You can now install a USB-enabled version of Mecrisp Forth on a number of different F103-based boards, and it’s quite easy to adapt the code for new boards. The differences are only about how USB enumeration is triggered: some boards needs a specific GPIO pin to be pulled high or low, before USB can be used. Other boards have a fixed 1.5 kΩ pull-up resistor on board and need a different trick in the code.
You can find all the pre-compiled USB images in the
directory of Embello on GitHub - where “suf” stands for “Serial USB Forth”.
On many boards,
usb-common.hex should work.
The result is very effective: just plug in the board and a serial USB device will appear, to which you can connect using Folie or picocom. This should work on Windows, MacOS, Linux, etc.
There are a few differences to be aware of when using the USB-enabled builds:
eraseflashhas been redefined to not erase the USB driver itself
- a reset (software and hardware) will cause the board to disconnect and re-connect
- output will eventually be discarded if nothing is listening on the host side
- the USB driver needs an extra 6 KB of flash memory, on top of Mecrisp’s 20 KB
- the serial port is no longer initialised on startup
- the welcome message is not shown after a reset or reconnect
Note that when SerPlus is not in the loop, you need to start Folie with the
The connection speed is considerably higher than serial, but what is even more important is that the driver implements bi-directional throttling (i.e. back-pressure): you can send a large Forth source file to the board, and it won’t overrun the interpreter loop.
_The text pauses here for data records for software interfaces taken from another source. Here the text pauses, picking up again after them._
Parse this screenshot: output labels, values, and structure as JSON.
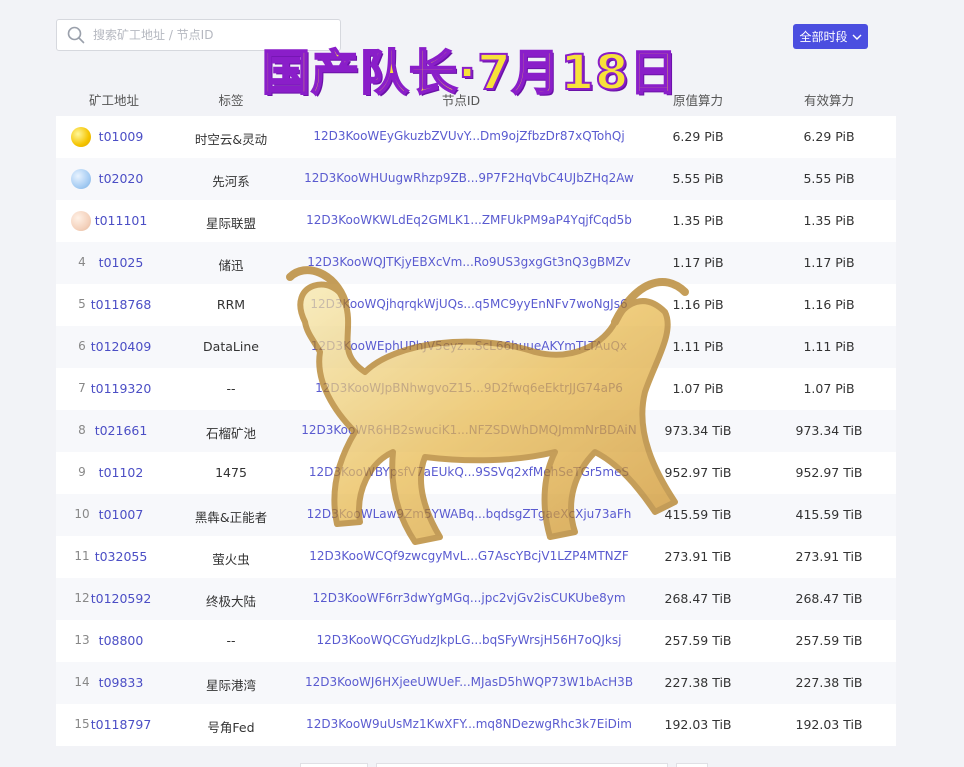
{
  "search": {
    "placeholder": "搜索矿工地址 / 节点ID"
  },
  "overlay_title": "国产队长·7月18日",
  "period_button": {
    "label": "全部时段"
  },
  "columns": {
    "miner": "矿工地址",
    "tag": "标签",
    "node": "节点ID",
    "raw": "原值算力",
    "effective": "有效算力"
  },
  "rows": [
    {
      "rank": "1",
      "miner": "t01009",
      "tag": "时空云&灵动",
      "node": "12D3KooWEyGkuzbZVUvY...Dm9ojZfbzDr87xQTohQj",
      "raw": "6.29 PiB",
      "effective": "6.29 PiB"
    },
    {
      "rank": "2",
      "miner": "t02020",
      "tag": "先河系",
      "node": "12D3KooWHUugwRhzp9ZB...9P7F2HqVbC4UJbZHq2Aw",
      "raw": "5.55 PiB",
      "effective": "5.55 PiB"
    },
    {
      "rank": "3",
      "miner": "t011101",
      "tag": "星际联盟",
      "node": "12D3KooWKWLdEq2GMLK1...ZMFUkPM9aP4YqjfCqd5b",
      "raw": "1.35 PiB",
      "effective": "1.35 PiB"
    },
    {
      "rank": "4",
      "miner": "t01025",
      "tag": "储迅",
      "node": "12D3KooWQJTKjyEBXcVm...Ro9US3gxgGt3nQ3gBMZv",
      "raw": "1.17 PiB",
      "effective": "1.17 PiB"
    },
    {
      "rank": "5",
      "miner": "t0118768",
      "tag": "RRM",
      "node": "12D3KooWQjhqrqkWjUQs...q5MC9yyEnNFv7woNgJs6",
      "raw": "1.16 PiB",
      "effective": "1.16 PiB"
    },
    {
      "rank": "6",
      "miner": "t0120409",
      "tag": "DataLine",
      "node": "12D3KooWEphUPhJV5eyz...ScL66huueAKYmTLTAuQx",
      "raw": "1.11 PiB",
      "effective": "1.11 PiB"
    },
    {
      "rank": "7",
      "miner": "t0119320",
      "tag": "--",
      "node": "12D3KooWJpBNhwgvoZ15...9D2fwq6eEktrJJG74aP6",
      "raw": "1.07 PiB",
      "effective": "1.07 PiB"
    },
    {
      "rank": "8",
      "miner": "t021661",
      "tag": "石榴矿池",
      "node": "12D3KooWR6HB2swuciK1...NFZSDWhDMQJmmNrBDAiN",
      "raw": "973.34 TiB",
      "effective": "973.34 TiB"
    },
    {
      "rank": "9",
      "miner": "t01102",
      "tag": "1475",
      "node": "12D3KooWBYpsfV7aEUkQ...9SSVq2xfMehSeTGr5meS",
      "raw": "952.97 TiB",
      "effective": "952.97 TiB"
    },
    {
      "rank": "10",
      "miner": "t01007",
      "tag": "黑犇&正能者",
      "node": "12D3KooWLaw9Zm5YWABq...bqdsgZTgaeXcXju73aFh",
      "raw": "415.59 TiB",
      "effective": "415.59 TiB"
    },
    {
      "rank": "11",
      "miner": "t032055",
      "tag": "萤火虫",
      "node": "12D3KooWCQf9zwcgyMvL...G7AscYBcjV1LZP4MTNZF",
      "raw": "273.91 TiB",
      "effective": "273.91 TiB"
    },
    {
      "rank": "12",
      "miner": "t0120592",
      "tag": "终极大陆",
      "node": "12D3KooWF6rr3dwYgMGq...jpc2vjGv2isCUKUbe8ym",
      "raw": "268.47 TiB",
      "effective": "268.47 TiB"
    },
    {
      "rank": "13",
      "miner": "t08800",
      "tag": "--",
      "node": "12D3KooWQCGYudzJkpLG...bqSFyWrsjH56H7oQJksj",
      "raw": "257.59 TiB",
      "effective": "257.59 TiB"
    },
    {
      "rank": "14",
      "miner": "t09833",
      "tag": "星际港湾",
      "node": "12D3KooWJ6HXjeeUWUeF...MJasD5hWQP73W1bAcH3B",
      "raw": "227.38 TiB",
      "effective": "227.38 TiB"
    },
    {
      "rank": "15",
      "miner": "t0118797",
      "tag": "号角Fed",
      "node": "12D3KooW9uUsMz1KwXFY...mq8NDezwgRhc3k7EiDim",
      "raw": "192.03 TiB",
      "effective": "192.03 TiB"
    }
  ],
  "colors": {
    "accent": "#4b4ee0",
    "link": "#4b4ec5",
    "overlay_fill": "#f7e23a",
    "overlay_stroke": "#8a1ec9"
  }
}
Similarly, you can send output back at maximum speed without losing a single byte.
A quick test, sending some 65 KB of Forth source code to a Blue Pill took 8 seconds. That’s 8 KB/sec, and around 250 lines/second. It may not sound like much, but it’s considerably faster than the ok-prompt-throttled rate you will get with a 115,200 baud USART-based connection.
And as will be described in the next article, Mecrisp Forth does some quite amazing things while it’s reading in all those source lines…